By Brad Lee
Darren Dreger with TSN in Canada has a little update on the possibility of changing the format for the NHL schedule.
Less than two weeks ago the Detroit Red Wings were touting a proposal for an 84 game regular season schedule that put a 6 game cap on the preseason - instead of the free for all that exists now - and included a home and away with all out of conference teams.
We are so in favor of playing every team in the league on the road and at home.Â Great idea,Â even if itÂ came from Detroit.
The Toronto Maple Leafs and Vancouver Canucks were supporters of the concept, which was delivered to most NHL owners and the commissioner's office.
According to sources, Bettman persuaded Detroit to stop the campaign to increase the number of games from 82 to 84, as it was for two seasons during the early 1990s.

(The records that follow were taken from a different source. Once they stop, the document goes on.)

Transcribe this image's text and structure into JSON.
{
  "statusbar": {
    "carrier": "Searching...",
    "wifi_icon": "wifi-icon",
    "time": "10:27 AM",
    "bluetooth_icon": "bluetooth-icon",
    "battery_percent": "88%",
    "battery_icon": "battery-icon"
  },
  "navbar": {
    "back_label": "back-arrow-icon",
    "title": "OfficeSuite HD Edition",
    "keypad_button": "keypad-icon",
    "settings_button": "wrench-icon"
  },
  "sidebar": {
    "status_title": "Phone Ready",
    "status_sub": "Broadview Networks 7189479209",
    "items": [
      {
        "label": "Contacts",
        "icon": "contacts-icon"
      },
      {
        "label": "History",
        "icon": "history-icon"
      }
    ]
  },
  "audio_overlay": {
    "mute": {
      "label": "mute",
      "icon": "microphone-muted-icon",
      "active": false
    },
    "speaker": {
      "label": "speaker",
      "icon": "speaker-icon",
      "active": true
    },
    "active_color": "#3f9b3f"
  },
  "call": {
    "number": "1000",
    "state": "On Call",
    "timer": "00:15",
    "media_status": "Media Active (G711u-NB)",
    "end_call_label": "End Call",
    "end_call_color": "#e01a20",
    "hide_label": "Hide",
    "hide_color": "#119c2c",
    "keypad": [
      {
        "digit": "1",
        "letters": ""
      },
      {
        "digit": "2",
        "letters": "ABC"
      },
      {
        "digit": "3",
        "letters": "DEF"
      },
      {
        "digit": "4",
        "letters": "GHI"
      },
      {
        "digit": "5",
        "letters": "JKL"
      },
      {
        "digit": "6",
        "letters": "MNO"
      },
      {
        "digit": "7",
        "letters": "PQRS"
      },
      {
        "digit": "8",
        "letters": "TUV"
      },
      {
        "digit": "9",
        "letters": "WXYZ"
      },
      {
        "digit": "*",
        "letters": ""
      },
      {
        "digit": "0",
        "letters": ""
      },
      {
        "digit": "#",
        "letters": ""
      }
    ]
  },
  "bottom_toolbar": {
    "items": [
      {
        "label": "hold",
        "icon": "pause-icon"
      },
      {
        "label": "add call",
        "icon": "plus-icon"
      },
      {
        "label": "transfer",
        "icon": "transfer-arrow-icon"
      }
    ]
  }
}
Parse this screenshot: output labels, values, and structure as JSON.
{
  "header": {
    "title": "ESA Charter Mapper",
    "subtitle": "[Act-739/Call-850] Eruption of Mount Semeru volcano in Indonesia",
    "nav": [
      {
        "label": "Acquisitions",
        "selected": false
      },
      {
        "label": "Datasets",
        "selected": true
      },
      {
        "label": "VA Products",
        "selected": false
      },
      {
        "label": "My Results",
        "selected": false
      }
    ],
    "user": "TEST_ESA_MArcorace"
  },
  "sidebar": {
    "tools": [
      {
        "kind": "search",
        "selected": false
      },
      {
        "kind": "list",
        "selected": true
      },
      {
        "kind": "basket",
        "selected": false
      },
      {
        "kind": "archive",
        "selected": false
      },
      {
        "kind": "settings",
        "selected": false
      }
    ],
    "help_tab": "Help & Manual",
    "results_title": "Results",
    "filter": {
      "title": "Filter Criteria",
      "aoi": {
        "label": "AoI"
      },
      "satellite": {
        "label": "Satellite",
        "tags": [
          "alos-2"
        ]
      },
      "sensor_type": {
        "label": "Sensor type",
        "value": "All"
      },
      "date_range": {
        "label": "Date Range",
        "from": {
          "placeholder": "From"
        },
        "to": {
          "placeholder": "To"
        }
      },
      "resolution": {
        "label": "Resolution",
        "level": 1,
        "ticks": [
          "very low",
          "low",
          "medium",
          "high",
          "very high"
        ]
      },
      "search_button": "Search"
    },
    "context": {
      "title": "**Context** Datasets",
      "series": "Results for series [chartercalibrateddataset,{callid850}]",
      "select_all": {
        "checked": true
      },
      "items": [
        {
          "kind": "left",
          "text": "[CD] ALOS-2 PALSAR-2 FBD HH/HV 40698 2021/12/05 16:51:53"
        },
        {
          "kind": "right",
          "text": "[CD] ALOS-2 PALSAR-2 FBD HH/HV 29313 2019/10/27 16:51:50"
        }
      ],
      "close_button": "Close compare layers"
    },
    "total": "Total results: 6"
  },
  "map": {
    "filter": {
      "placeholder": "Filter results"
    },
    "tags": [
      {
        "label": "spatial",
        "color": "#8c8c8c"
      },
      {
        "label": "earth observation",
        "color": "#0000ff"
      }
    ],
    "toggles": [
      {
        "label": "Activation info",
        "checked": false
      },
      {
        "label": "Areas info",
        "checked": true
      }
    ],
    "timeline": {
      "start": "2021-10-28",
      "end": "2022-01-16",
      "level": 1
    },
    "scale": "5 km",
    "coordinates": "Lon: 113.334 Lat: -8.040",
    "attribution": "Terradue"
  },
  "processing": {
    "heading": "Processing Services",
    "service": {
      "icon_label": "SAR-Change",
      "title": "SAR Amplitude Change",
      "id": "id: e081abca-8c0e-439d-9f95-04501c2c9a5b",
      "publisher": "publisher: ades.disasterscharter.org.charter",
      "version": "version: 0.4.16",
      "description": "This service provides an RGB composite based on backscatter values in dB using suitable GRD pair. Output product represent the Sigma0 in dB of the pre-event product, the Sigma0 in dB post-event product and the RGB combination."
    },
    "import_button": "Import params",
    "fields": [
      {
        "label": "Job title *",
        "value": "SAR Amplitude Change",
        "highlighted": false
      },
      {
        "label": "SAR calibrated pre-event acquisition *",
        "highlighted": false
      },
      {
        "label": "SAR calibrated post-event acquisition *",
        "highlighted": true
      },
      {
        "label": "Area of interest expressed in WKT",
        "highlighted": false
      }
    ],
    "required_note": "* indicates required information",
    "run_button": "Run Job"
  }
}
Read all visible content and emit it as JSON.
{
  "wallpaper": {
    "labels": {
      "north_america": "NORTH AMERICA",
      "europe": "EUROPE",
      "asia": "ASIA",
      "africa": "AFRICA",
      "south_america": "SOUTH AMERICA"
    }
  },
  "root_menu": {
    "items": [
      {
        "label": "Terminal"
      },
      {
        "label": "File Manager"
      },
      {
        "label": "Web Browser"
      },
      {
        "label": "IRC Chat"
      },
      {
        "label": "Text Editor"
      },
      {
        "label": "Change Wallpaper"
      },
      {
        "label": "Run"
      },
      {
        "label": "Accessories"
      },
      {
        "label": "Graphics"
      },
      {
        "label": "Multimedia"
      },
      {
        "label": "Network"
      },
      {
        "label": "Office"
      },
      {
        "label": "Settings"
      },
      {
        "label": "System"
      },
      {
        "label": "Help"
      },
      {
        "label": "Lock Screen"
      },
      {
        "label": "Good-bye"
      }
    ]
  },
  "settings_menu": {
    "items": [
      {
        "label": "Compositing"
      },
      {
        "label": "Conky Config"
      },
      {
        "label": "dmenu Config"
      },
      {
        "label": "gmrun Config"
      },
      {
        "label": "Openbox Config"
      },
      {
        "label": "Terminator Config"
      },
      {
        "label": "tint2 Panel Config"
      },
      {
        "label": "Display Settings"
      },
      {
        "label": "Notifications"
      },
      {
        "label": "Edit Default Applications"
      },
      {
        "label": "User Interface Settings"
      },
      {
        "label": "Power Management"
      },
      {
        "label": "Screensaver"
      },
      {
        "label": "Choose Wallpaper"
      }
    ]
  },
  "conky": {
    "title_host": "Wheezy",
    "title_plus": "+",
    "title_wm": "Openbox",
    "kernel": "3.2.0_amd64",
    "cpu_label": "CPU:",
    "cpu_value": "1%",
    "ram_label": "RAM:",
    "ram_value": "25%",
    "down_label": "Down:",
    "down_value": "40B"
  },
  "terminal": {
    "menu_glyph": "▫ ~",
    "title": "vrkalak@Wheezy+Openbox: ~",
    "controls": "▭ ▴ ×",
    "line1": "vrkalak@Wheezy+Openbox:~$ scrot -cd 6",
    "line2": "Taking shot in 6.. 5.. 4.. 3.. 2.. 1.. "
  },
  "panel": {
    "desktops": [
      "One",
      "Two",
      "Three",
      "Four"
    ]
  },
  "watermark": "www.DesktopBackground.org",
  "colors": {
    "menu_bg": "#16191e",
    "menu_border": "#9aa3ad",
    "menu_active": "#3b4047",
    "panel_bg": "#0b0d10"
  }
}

Huh?Â The commissioner of a fourth-rate professional league doesn't want one of it's marquee teams to take the lead on an important issue?Â Seems like a smart commissioner would want the opposite. Â
Politically, the timing isn't right. Although, it's believed the Red Wings intend to re-visit the plan in the future.
Sources say Bettman was not pleased with the way the NHL schedule was so hotly and openly contested by league executives last season and intends to keep a lid on public debate this year.
Ah, now we see the real reason.Â When teams in the Western Conference talk aboutÂ their travelÂ burden, when they point out that Toronto should probably play Vancouver, Calgary and Detroit every yearÂ and when they point out thatÂ New Jersey could take a bus to almost all of its "away" games, it might make the league look like it's run by fools. Oh wait, IT IS RUN BY FOOLS.
We could harp on the joke of a TV contract, the efforts to curb fighting in the league, the heavy-handedness of pushing new uniforms out to every team in the leauge at once or any number of other decisions by commissioner Bettman and his league office. But the schedule is one of the biggest mistakes they've made since the league has only itself and Bettman to blame. Last year the NHL Board of Governors was on the verge of fixing this issue and making sure that players like Sidney Crosby and Alexander Ovechkin played in every arena and exciting teams like Buffalo andÂ iconic teams like Toronto and Montreal made at least one visit a year. And Bettman's lack of leadership coupled with Lou Lamoriello's demonic influence killed the proposal a year ago.
At next months NHL Board of Governors meetings, the commissioner is expected to roll out a new schedule similar to the pre-lockout format that will see fewer divisional games and the assurance all teams will play each other at least once.
The only question is, will Bettman have the leadership to make it happen this year?